More importantly, Ishiguro uses the precedent of the International Settlement as a way of highlighting, and questioning, the very mingling of races that is an ever more pressing issue in the global diaspora. Salman Rushdie, in his celebrations of the new deracination, looks back to Moorish Spain to show how different cultures can live together in relative harmony; Michael Ondaatje, in The English Patient, imagines a desert in which characters spin around one another like separate planets, no national divisions visible in the sand. Ishiguro, however, is on this theme, as on most others, notably less sanguine than his contemporaries (his father, it’s interesting to note, grew up in the International Settlement). National identity is the language and the currency we use, he suggests, and even Akira and Banks, at the age of six, refer all their triumphs at games to being Japanese or being English (even as they compete to say “old chap” in what they take to be the right way).

In one of the most reverberant moments in the book—as well as the strangest and most typical—the child Banks asks a friend of his parents, “Uncle Philip, I was just wondering. How do you suppose one might become more English?” The older man, sounding like many people we know today, replies that “mongrels” like Banks, growing up in the midst of many cultures, may be lucky enough to exist outside traditional affiliations, and even may bring an end to war. Then, stopping, he corrects himself. “People need to feel they belong. To a nation, to a race. Otherwise, who knows what might happen? This civilisation of ours, perhaps it’ll just collapse. And everything scatter, as you put it.”

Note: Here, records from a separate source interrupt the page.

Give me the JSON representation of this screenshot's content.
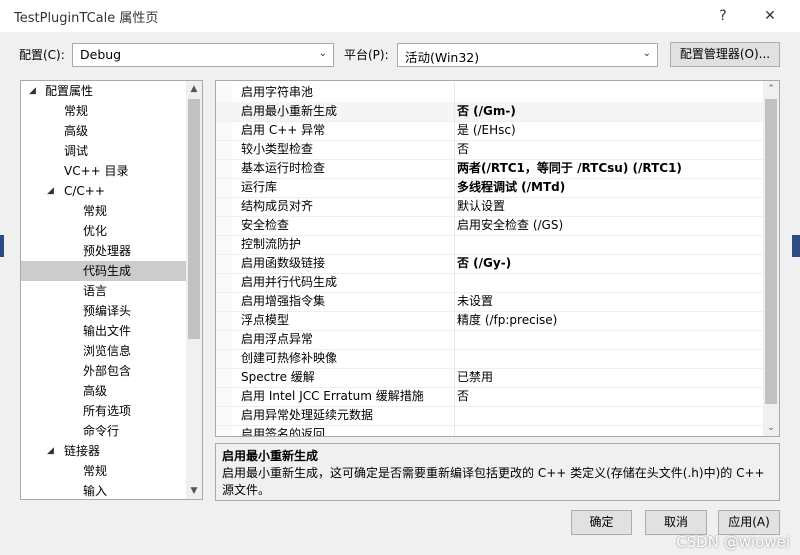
{
  "window": {
    "title": "TestPluginTCale 属性页",
    "help_label": "?",
    "close_label": "✕"
  },
  "config": {
    "label": "配置(C):",
    "value": "Debug",
    "platform_label": "平台(P):",
    "platform_value": "活动(Win32)",
    "manager_label": "配置管理器(O)..."
  },
  "tree": {
    "items": [
      {
        "label": "配置属性",
        "expanded": true
      },
      {
        "label": "常规"
      },
      {
        "label": "高级"
      },
      {
        "label": "调试"
      },
      {
        "label": "VC++ 目录"
      },
      {
        "label": "C/C++",
        "expanded": true
      },
      {
        "label": "常规"
      },
      {
        "label": "优化"
      },
      {
        "label": "预处理器"
      },
      {
        "label": "代码生成",
        "selected": true
      },
      {
        "label": "语言"
      },
      {
        "label": "预编译头"
      },
      {
        "label": "输出文件"
      },
      {
        "label": "浏览信息"
      },
      {
        "label": "外部包含"
      },
      {
        "label": "高级"
      },
      {
        "label": "所有选项"
      },
      {
        "label": "命令行"
      },
      {
        "label": "链接器",
        "expanded": true
      },
      {
        "label": "常规"
      },
      {
        "label": "输入"
      }
    ]
  },
  "grid": {
    "rows": [
      {
        "name": "启用字符串池",
        "value": ""
      },
      {
        "name": "启用最小重新生成",
        "value": "否 (/Gm-)",
        "bold": true,
        "selected": true
      },
      {
        "name": "启用 C++ 异常",
        "value": "是 (/EHsc)"
      },
      {
        "name": "较小类型检查",
        "value": "否"
      },
      {
        "name": "基本运行时检查",
        "value": "两者(/RTC1，等同于 /RTCsu) (/RTC1)",
        "bold": true
      },
      {
        "name": "运行库",
        "value": "多线程调试 (/MTd)",
        "bold": true
      },
      {
        "name": "结构成员对齐",
        "value": "默认设置"
      },
      {
        "name": "安全检查",
        "value": "启用安全检查 (/GS)"
      },
      {
        "name": "控制流防护",
        "value": ""
      },
      {
        "name": "启用函数级链接",
        "value": "否 (/Gy-)",
        "bold": true
      },
      {
        "name": "启用并行代码生成",
        "value": ""
      },
      {
        "name": "启用增强指令集",
        "value": "未设置"
      },
      {
        "name": "浮点模型",
        "value": "精度 (/fp:precise)"
      },
      {
        "name": "启用浮点异常",
        "value": ""
      },
      {
        "name": "创建可热修补映像",
        "value": ""
      },
      {
        "name": "Spectre 缓解",
        "value": "已禁用"
      },
      {
        "name": "启用 Intel JCC Erratum 缓解措施",
        "value": "否"
      },
      {
        "name": "启用异常处理延续元数据",
        "value": ""
      },
      {
        "name": "启用签名的返回",
        "value": ""
      }
    ]
  },
  "description": {
    "title": "启用最小重新生成",
    "body": "启用最小重新生成，这可确定是否需要重新编译包括更改的 C++ 类定义(存储在头文件(.h)中)的 C++ 源文件。"
  },
  "buttons": {
    "ok": "确定",
    "cancel": "取消",
    "apply": "应用(A)"
  },
  "watermark": "CSDN @wiowei",
  "icons": {
    "dropdown": "chevron-down-icon",
    "expand": "triangle-expanded-icon",
    "scroll_up": "scroll-up-icon",
    "scroll_down": "scroll-down-icon"
  }
}
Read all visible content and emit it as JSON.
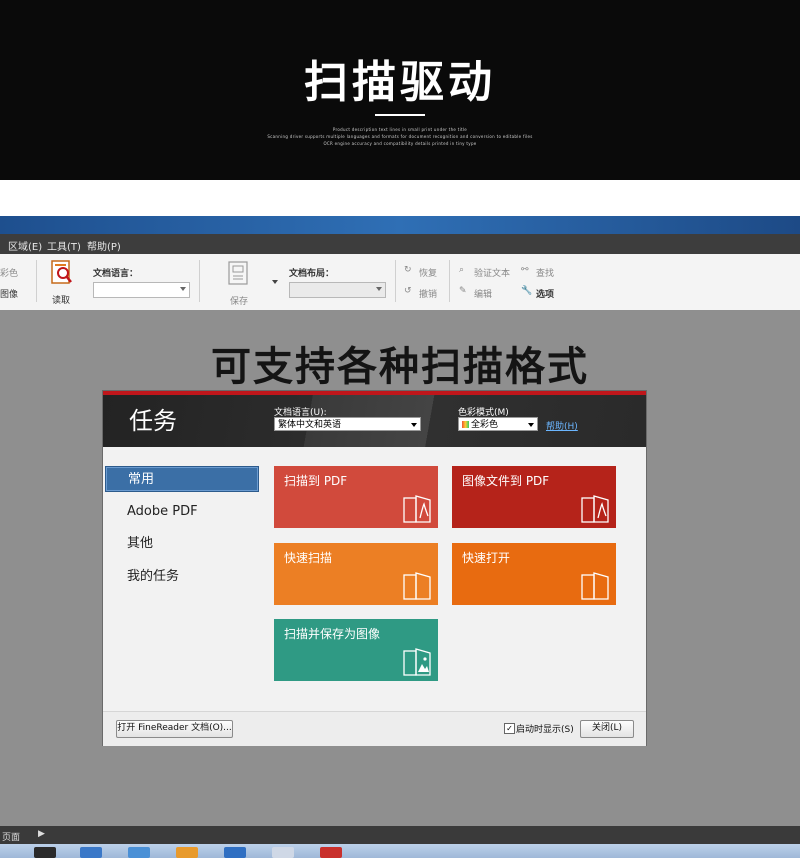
{
  "banner": {
    "title": "扫描驱动",
    "subtitle_lines": [
      "Product description text lines in small print under the title",
      "Scanning driver supports multiple languages and formats for document recognition and conversion to editable files",
      "OCR engine accuracy and compatibility details printed in tiny type"
    ]
  },
  "menubar": {
    "items": [
      "区域(E)",
      "工具(T)",
      "帮助(P)"
    ]
  },
  "toolbar": {
    "left_cut_1": "彩色",
    "left_cut_2": "图像",
    "read_label": "读取",
    "doc_lang_label": "文档语言：",
    "save_label": "保存",
    "doc_layout_label": "文档布局：",
    "restore_label": "恢复",
    "undo_label": "撤销",
    "verify_label": "验证文本",
    "edit_label": "编辑",
    "find_label": "查找",
    "options_label": "选项"
  },
  "headline": "可支持各种扫描格式",
  "dialog": {
    "title": "任务",
    "doc_lang_label": "文档语言(U):",
    "doc_lang_value": "繁体中文和英语",
    "color_mode_label": "色彩模式(M)",
    "color_mode_value": "全彩色",
    "help_link": "帮助(H)",
    "nav": [
      "常用",
      "Adobe PDF",
      "其他",
      "我的任务"
    ],
    "tiles": [
      {
        "label": "扫描到 PDF",
        "color": "#d14a3c",
        "icon": "pdf-icon"
      },
      {
        "label": "图像文件到 PDF",
        "color": "#b5231a",
        "icon": "pdf-icon"
      },
      {
        "label": "快速扫描",
        "color": "#ec7f24",
        "icon": "document-icon"
      },
      {
        "label": "快速打开",
        "color": "#e86b10",
        "icon": "document-icon"
      },
      {
        "label": "扫描并保存为图像",
        "color": "#2f9a84",
        "icon": "image-icon"
      }
    ],
    "open_button": "打开 FineReader 文档(O)...",
    "show_on_start_label": "启动时显示(S)",
    "close_button": "关闭(L)"
  },
  "statusbar": {
    "text": "页面"
  }
}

When We Were Orphans traces the collapse of a civilization and the scattering of just about everything, and shows how the very wish to belong is complicit in that unraveling (as it describes how the only home Banks knows turns into a maze of refugees). And in its sadness, as in its willingness to stretch and experiment with realism, it reminds us that Ishiguro is at heart as much a European as an English writer.1 In many respects, in fact, the novelist he most resembles is that other disciple of Kafka’s, living in England for thirty years without ever becoming English, W.G. Sebald. Except for The Unconsoled (the perfect title for all of Sebald’s work), Ishiguro’s writing has always been concerned with how war affects those not directly involved in it—the theme that Sebald has made his obsession—and how we try to get around all the things that we do not want to say (or know). It is a curious coincidence, perhaps, that both of them have been conducting their inquiries into the end of Empire in an England where anti-Japanese and anti-German sentiment still run high almost sixty years after the last war.

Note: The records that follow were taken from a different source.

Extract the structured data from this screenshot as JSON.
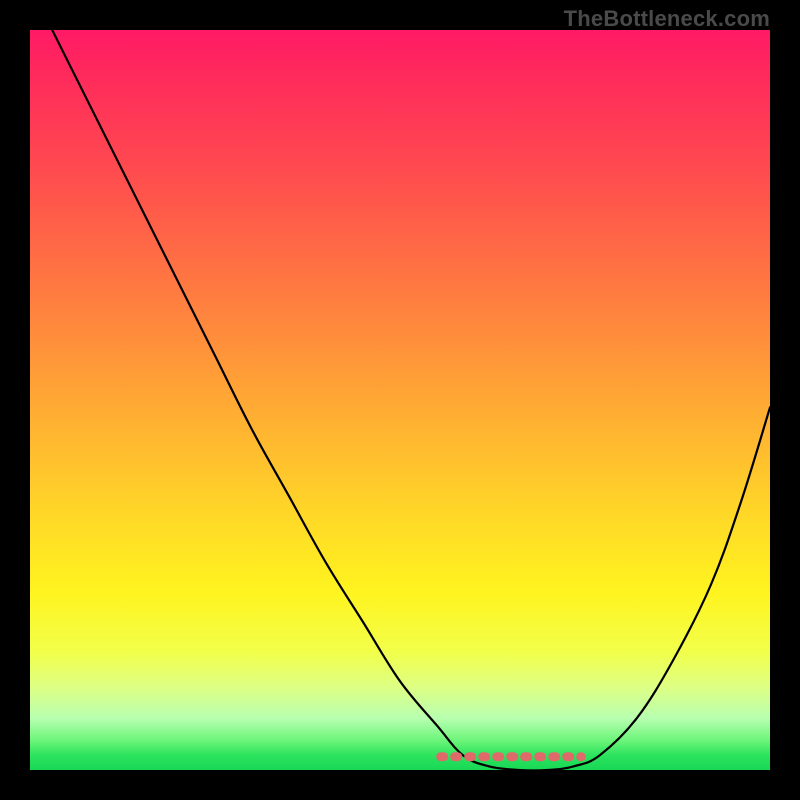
{
  "watermark": "TheBottleneck.com",
  "colors": {
    "frame": "#000000",
    "curve_stroke": "#000000",
    "dash_stroke": "#e06a6a",
    "gradient_stops": [
      "#ff1a66",
      "#ff4850",
      "#ff8f3b",
      "#ffd927",
      "#f2ff4a",
      "#6cf57a",
      "#17d856"
    ]
  },
  "chart_data": {
    "type": "line",
    "title": "",
    "xlabel": "",
    "ylabel": "",
    "xlim": [
      0,
      1
    ],
    "ylim": [
      0,
      1
    ],
    "grid": false,
    "series": [
      {
        "name": "curve",
        "x": [
          0.0,
          0.05,
          0.1,
          0.15,
          0.2,
          0.25,
          0.3,
          0.35,
          0.4,
          0.45,
          0.5,
          0.55,
          0.585,
          0.62,
          0.66,
          0.7,
          0.735,
          0.77,
          0.82,
          0.87,
          0.92,
          0.96,
          1.0
        ],
        "y": [
          1.06,
          0.96,
          0.86,
          0.76,
          0.66,
          0.56,
          0.46,
          0.37,
          0.28,
          0.2,
          0.12,
          0.06,
          0.02,
          0.005,
          0.0,
          0.0,
          0.005,
          0.02,
          0.07,
          0.15,
          0.25,
          0.36,
          0.49
        ]
      }
    ],
    "annotations": [
      {
        "name": "bottom-dash",
        "style": "dashed",
        "color": "#e06a6a",
        "x": [
          0.555,
          0.745
        ],
        "y": [
          0.018,
          0.018
        ]
      }
    ]
  }
}
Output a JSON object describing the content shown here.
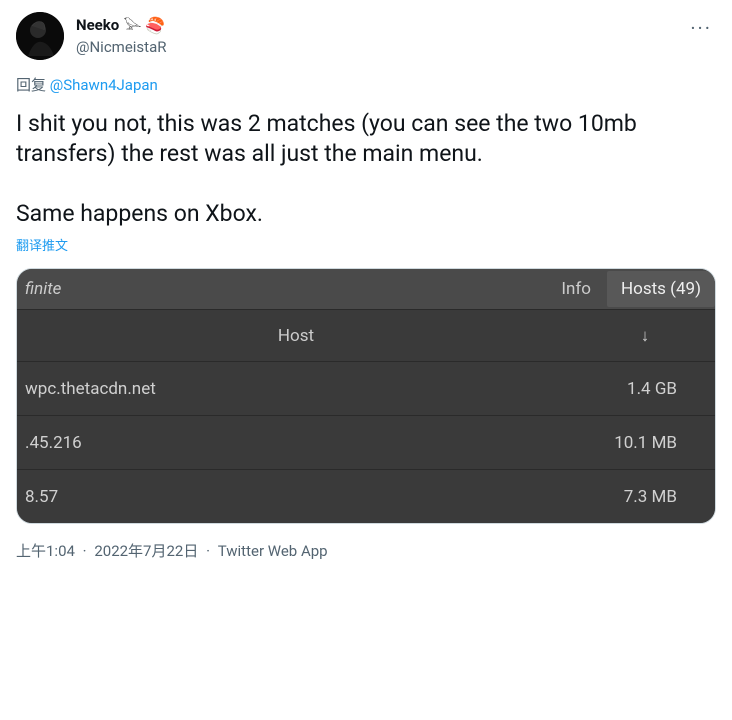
{
  "user": {
    "display_name": "Neeko",
    "username": "@NicmeistaR",
    "bird_emoji": "𓅪",
    "sushi_emoji": "🍣"
  },
  "reply": {
    "label": "回复",
    "mention": "@Shawn4Japan"
  },
  "tweet_text": "I shit you not, this was 2 matches (you can see the two 10mb transfers) the rest was all just the main menu.\n\nSame happens on Xbox.",
  "translate_label": "翻译推文",
  "embedded_table": {
    "title_fragment": "finite",
    "info_label": "Info",
    "hosts_label": "Hosts (49)",
    "col_host": "Host",
    "col_sort": "↓",
    "rows": [
      {
        "host": "wpc.thetacdn.net",
        "size": "1.4 GB"
      },
      {
        "host": ".45.216",
        "size": "10.1 MB"
      },
      {
        "host": "8.57",
        "size": "7.3 MB"
      }
    ]
  },
  "meta": {
    "time": "上午1:04",
    "date": "2022年7月22日",
    "source": "Twitter Web App"
  }
}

When Banks finally enters his family’s house in Shanghai, he finds it made over by its new Chinese owners. When Sebald, in Vertigo,2 returns to his hometown in Germany, he can revisit his family’s old living room only by checking into a local inn. For both these writers, it seems, foreignness in the modern floating world begins at home.

This Issue

October 5, 2000